Stored items from a collection =
-- Opening Marker --
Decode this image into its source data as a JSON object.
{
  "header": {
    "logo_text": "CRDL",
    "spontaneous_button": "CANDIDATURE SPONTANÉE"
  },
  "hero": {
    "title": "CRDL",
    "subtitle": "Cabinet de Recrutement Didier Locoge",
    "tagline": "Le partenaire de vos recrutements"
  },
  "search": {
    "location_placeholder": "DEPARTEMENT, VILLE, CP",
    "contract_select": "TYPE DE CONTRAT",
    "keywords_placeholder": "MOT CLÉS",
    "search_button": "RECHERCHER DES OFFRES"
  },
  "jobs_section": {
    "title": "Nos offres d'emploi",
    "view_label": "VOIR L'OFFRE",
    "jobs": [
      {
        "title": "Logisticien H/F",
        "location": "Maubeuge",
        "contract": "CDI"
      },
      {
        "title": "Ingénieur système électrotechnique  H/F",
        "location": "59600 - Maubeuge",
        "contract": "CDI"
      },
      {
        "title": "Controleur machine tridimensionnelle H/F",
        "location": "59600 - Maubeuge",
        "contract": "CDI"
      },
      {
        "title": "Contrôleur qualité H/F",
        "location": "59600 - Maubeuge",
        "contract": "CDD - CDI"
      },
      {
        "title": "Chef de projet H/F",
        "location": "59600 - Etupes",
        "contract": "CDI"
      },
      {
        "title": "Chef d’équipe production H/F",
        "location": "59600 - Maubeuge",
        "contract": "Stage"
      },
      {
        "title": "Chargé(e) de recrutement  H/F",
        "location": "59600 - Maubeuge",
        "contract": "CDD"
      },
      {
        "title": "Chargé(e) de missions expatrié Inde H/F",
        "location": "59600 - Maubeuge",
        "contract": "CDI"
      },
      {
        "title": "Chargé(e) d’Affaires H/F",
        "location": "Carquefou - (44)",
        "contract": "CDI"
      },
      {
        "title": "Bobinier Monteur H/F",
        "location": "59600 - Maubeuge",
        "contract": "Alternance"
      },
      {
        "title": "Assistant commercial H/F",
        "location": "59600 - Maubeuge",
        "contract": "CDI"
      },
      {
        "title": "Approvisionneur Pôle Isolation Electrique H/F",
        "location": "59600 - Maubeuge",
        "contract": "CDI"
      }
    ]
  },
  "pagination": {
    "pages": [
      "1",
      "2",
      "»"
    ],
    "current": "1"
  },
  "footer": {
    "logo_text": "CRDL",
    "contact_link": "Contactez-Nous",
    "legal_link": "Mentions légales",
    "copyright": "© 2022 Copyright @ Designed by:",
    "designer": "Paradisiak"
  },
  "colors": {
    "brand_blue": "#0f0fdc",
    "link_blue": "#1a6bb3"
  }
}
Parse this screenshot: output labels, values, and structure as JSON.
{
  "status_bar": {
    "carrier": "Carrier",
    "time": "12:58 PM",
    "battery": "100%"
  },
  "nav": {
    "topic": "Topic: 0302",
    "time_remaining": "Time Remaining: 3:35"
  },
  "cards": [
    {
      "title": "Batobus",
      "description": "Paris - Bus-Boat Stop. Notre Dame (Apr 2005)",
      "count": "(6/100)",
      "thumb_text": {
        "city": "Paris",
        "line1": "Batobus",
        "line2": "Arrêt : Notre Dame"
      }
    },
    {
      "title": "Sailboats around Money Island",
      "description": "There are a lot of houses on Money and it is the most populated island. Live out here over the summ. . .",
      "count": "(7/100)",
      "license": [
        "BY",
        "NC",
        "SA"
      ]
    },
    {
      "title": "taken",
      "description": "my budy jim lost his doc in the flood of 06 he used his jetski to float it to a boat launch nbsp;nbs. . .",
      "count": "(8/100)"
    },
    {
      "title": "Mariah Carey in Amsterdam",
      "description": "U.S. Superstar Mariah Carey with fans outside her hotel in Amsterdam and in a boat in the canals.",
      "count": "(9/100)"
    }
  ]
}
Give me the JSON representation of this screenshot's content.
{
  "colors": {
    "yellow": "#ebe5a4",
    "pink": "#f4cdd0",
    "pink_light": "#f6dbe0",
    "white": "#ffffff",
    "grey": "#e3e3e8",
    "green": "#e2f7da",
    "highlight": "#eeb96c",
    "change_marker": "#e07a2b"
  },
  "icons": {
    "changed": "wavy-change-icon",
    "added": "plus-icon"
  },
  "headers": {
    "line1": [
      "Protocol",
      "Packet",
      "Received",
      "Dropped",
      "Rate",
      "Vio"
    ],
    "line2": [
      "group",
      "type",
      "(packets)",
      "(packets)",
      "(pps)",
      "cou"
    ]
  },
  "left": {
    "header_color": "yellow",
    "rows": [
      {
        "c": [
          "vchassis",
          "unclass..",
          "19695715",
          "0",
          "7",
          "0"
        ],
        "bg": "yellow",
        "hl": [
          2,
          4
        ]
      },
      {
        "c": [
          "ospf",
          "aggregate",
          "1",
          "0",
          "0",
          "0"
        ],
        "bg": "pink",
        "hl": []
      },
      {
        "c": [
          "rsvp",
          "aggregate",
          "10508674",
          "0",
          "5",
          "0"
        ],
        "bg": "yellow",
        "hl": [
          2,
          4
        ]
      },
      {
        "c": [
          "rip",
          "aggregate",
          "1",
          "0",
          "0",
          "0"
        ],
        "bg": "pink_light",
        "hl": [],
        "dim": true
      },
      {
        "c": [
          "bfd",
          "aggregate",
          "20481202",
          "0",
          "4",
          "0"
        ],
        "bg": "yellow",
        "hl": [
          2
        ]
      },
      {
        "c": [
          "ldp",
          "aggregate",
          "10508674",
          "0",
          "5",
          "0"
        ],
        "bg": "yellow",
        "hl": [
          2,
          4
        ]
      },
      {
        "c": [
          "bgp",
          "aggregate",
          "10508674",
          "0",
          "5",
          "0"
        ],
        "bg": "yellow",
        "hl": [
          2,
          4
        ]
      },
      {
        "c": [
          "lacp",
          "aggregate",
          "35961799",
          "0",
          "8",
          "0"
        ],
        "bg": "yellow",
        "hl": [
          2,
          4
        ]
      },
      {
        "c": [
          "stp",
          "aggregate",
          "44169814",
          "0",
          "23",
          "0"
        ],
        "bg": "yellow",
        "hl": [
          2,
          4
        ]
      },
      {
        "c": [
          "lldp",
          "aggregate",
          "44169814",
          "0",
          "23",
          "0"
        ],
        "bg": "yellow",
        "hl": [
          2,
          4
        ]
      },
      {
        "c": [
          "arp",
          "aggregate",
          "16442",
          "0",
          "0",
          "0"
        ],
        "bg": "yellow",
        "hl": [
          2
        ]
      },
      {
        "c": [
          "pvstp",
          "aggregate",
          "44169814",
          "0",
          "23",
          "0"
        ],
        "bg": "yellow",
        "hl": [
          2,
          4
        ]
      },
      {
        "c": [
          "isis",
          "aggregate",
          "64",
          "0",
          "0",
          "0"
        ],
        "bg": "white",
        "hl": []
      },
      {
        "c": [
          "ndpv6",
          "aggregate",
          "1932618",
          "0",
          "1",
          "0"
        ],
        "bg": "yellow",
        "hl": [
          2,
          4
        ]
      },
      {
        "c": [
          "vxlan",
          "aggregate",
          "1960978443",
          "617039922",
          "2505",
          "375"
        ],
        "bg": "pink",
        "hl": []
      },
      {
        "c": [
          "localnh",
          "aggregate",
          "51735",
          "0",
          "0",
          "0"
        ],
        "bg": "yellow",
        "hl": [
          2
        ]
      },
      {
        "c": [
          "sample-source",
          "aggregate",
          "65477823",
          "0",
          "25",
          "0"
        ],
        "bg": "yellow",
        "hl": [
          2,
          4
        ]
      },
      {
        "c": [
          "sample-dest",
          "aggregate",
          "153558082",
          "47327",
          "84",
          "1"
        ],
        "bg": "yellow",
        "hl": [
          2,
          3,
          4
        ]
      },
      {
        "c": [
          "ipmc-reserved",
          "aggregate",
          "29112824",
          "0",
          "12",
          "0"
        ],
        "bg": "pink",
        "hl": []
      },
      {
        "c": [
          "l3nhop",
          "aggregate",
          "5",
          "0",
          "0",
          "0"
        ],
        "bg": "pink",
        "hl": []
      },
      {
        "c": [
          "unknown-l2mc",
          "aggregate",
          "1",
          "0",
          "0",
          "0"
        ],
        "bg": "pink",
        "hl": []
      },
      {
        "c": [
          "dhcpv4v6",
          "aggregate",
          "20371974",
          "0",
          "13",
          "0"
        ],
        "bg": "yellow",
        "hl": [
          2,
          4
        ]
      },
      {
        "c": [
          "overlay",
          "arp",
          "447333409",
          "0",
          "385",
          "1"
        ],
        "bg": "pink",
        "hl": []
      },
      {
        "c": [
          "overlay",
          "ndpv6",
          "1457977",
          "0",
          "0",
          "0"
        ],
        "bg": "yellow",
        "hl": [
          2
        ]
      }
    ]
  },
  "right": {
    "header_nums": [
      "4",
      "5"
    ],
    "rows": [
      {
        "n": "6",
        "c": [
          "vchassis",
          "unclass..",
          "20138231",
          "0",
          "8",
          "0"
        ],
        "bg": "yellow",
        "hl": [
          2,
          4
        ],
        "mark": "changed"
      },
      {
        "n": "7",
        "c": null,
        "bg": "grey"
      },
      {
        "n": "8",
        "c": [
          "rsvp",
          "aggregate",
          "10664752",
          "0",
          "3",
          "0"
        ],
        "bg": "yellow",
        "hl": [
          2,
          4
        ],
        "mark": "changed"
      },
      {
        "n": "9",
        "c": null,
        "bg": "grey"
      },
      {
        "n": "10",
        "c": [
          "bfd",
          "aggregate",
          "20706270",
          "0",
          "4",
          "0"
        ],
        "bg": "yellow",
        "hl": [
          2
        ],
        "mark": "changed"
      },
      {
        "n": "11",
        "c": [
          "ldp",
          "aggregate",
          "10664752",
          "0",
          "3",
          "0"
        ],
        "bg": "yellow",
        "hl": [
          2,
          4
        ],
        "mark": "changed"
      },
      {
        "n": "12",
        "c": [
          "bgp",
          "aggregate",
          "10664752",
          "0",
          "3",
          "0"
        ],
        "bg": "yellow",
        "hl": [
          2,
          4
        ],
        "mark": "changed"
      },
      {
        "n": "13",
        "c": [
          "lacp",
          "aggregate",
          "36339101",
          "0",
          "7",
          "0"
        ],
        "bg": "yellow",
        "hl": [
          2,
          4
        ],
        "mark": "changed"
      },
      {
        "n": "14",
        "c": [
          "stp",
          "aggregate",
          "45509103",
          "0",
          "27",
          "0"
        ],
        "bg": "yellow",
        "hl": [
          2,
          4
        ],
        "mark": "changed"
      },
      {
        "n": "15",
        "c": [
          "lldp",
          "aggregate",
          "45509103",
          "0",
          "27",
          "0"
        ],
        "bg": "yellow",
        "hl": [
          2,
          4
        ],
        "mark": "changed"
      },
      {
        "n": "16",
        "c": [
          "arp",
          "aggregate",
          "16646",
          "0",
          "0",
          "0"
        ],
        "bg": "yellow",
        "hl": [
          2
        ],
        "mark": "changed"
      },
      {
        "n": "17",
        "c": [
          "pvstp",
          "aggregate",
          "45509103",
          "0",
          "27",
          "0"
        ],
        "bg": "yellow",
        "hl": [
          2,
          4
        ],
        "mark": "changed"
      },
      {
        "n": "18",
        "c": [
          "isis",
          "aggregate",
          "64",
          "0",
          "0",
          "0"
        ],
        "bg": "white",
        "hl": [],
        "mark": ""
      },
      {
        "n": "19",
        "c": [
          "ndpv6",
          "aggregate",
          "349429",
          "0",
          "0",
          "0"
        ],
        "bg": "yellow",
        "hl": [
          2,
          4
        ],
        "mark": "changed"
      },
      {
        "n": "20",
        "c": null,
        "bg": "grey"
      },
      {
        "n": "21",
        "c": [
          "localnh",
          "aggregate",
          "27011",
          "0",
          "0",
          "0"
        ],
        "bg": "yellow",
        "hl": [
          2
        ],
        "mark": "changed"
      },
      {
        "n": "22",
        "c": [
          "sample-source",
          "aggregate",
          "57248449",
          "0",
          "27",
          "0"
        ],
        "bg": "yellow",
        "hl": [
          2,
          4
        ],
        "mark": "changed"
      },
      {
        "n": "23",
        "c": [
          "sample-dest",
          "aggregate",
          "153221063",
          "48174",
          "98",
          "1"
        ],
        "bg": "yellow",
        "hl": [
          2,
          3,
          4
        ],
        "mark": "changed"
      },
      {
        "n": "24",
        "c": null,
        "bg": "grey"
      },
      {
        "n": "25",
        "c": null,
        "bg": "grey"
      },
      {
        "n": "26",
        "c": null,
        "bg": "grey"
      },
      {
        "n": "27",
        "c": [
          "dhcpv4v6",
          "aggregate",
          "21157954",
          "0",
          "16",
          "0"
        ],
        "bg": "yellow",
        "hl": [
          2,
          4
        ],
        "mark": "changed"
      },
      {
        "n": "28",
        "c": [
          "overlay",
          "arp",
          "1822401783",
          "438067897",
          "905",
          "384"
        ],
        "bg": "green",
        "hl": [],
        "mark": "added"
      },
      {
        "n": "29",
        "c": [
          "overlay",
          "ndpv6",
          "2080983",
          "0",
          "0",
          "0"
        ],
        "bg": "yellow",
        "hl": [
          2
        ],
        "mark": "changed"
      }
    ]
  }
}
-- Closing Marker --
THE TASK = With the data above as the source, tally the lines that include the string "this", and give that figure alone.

YOUR SOLUTION = 3